◆ RECORDS PROVIDED ◆
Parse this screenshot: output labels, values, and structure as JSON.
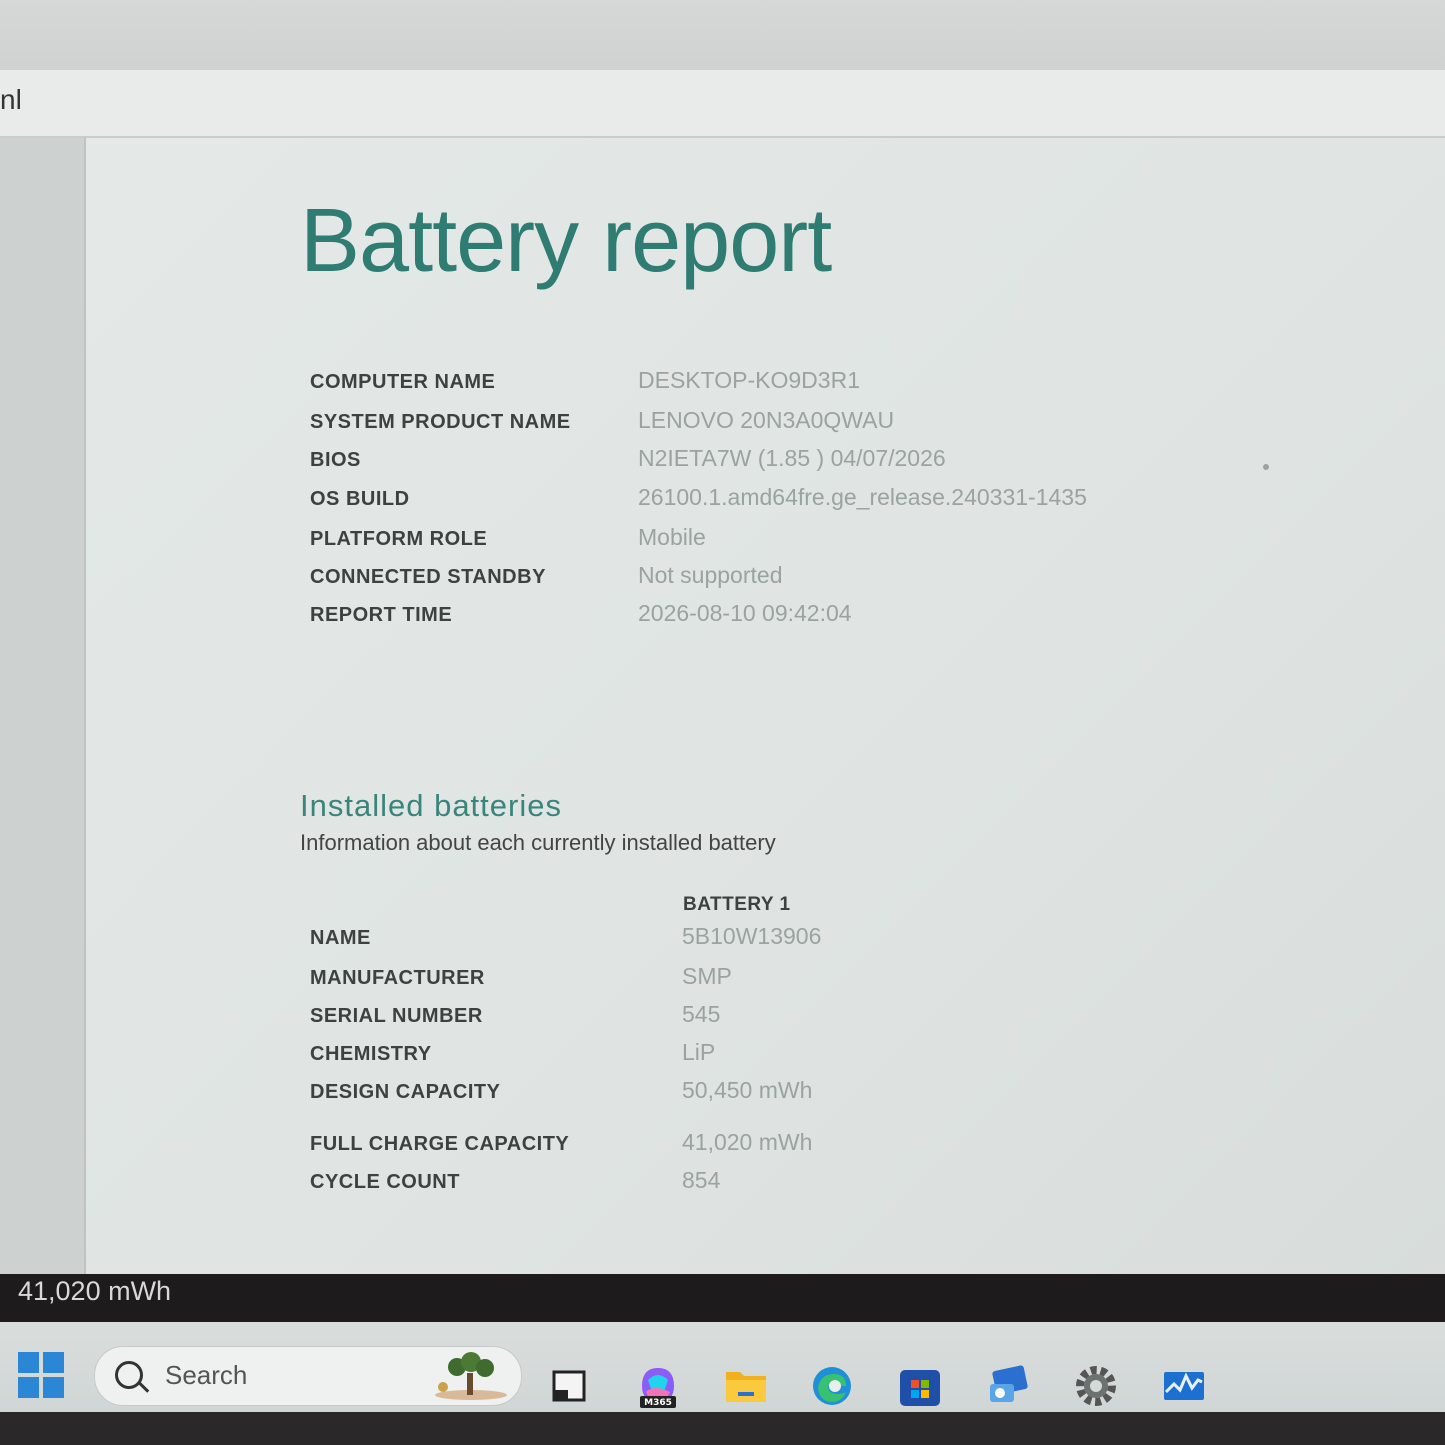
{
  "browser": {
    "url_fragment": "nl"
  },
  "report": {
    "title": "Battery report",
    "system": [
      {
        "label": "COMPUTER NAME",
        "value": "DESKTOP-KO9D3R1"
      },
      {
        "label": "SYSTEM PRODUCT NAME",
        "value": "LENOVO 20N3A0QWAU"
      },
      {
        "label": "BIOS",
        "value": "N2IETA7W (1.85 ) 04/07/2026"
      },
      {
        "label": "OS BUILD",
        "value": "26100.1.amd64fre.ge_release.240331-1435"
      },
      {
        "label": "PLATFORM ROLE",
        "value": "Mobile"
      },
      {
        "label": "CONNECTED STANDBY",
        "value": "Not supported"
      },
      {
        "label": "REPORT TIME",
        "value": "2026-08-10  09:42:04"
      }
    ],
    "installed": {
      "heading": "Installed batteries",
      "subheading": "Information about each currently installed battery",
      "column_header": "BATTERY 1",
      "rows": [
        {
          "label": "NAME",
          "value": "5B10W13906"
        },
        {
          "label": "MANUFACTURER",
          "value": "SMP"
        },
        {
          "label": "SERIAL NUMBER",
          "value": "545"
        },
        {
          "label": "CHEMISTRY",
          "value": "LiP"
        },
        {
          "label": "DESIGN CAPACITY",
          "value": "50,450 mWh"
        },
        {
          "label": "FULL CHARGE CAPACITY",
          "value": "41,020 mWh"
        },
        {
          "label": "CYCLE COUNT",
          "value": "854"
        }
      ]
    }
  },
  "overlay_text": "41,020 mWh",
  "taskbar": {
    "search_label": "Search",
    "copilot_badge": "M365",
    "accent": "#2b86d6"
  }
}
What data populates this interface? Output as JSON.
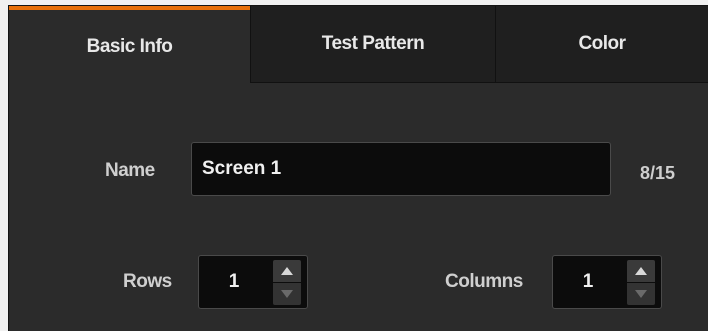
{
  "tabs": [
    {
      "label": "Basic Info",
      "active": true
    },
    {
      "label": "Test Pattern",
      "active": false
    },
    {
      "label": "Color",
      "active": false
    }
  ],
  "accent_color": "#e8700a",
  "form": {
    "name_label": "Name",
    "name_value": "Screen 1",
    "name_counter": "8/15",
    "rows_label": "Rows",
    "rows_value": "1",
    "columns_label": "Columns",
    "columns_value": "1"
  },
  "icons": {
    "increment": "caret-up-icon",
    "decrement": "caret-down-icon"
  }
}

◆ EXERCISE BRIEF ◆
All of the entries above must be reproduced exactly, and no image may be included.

◆ ANSWER BOX ◆
Parse this screenshot: output labels, values, and structure as JSON.
{
  "browser": {
    "url_fragment": "nl"
  },
  "report": {
    "title": "Battery report",
    "system": [
      {
        "label": "COMPUTER NAME",
        "value": "DESKTOP-KO9D3R1"
      },
      {
        "label": "SYSTEM PRODUCT NAME",
        "value": "LENOVO 20N3A0QWAU"
      },
      {
        "label": "BIOS",
        "value": "N2IETA7W (1.85 ) 04/07/2026"
      },
      {
        "label": "OS BUILD",
        "value": "26100.1.amd64fre.ge_release.240331-1435"
      },
      {
        "label": "PLATFORM ROLE",
        "value": "Mobile"
      },
      {
        "label": "CONNECTED STANDBY",
        "value": "Not supported"
      },
      {
        "label": "REPORT TIME",
        "value": "2026-08-10  09:42:04"
      }
    ],
    "installed": {
      "heading": "Installed batteries",
      "subheading": "Information about each currently installed battery",
      "column_header": "BATTERY 1",
      "rows": [
        {
          "label": "NAME",
          "value": "5B10W13906"
        },
        {
          "label": "MANUFACTURER",
          "value": "SMP"
        },
        {
          "label": "SERIAL NUMBER",
          "value": "545"
        },
        {
          "label": "CHEMISTRY",
          "value": "LiP"
        },
        {
          "label": "DESIGN CAPACITY",
          "value": "50,450 mWh"
        },
        {
          "label": "FULL CHARGE CAPACITY",
          "value": "41,020 mWh"
        },
        {
          "label": "CYCLE COUNT",
          "value": "854"
        }
      ]
    }
  },
  "overlay_text": "41,020 mWh",
  "taskbar": {
    "search_label": "Search",
    "copilot_badge": "M365",
    "accent": "#2b86d6"
  }
}
What data populates this interface? Output as JSON.
{
  "tabs": [
    {
      "label": "Basic Info",
      "active": true
    },
    {
      "label": "Test Pattern",
      "active": false
    },
    {
      "label": "Color",
      "active": false
    }
  ],
  "accent_color": "#e8700a",
  "form": {
    "name_label": "Name",
    "name_value": "Screen 1",
    "name_counter": "8/15",
    "rows_label": "Rows",
    "rows_value": "1",
    "columns_label": "Columns",
    "columns_value": "1"
  },
  "icons": {
    "increment": "caret-up-icon",
    "decrement": "caret-down-icon"
  }
}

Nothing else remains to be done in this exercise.